SUPPLIED DATA:

_ _ _ _ _

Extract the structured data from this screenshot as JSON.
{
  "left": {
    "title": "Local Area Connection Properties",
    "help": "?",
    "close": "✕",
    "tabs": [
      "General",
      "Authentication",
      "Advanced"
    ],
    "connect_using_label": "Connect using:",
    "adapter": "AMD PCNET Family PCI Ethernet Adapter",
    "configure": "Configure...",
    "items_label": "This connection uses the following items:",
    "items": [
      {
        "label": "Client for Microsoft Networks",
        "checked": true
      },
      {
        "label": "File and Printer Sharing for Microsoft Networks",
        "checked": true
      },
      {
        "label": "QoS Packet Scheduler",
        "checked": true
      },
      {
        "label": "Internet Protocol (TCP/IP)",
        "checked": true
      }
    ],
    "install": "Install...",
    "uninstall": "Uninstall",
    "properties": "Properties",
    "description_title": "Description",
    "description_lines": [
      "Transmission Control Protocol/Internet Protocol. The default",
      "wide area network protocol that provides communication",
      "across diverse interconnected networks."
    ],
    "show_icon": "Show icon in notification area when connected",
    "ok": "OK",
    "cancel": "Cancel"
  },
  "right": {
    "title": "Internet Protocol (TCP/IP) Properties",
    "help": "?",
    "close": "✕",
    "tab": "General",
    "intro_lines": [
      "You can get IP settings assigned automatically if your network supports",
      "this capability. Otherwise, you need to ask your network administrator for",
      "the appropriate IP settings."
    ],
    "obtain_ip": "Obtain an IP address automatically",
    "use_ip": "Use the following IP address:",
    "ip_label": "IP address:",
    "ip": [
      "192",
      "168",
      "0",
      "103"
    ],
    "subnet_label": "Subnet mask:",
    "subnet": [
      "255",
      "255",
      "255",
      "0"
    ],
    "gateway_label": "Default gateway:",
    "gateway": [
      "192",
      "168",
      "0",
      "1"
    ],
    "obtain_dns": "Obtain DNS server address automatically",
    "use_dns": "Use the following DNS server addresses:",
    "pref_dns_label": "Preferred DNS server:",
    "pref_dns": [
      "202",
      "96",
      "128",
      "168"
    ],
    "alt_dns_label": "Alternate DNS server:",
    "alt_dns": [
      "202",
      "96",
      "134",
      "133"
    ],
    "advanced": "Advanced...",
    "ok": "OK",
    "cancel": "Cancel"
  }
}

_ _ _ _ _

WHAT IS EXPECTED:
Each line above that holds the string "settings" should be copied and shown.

SOLUTION TO THE EXERCISE:
      "You can get IP settings assigned automatically if your network supports",
      "the appropriate IP settings."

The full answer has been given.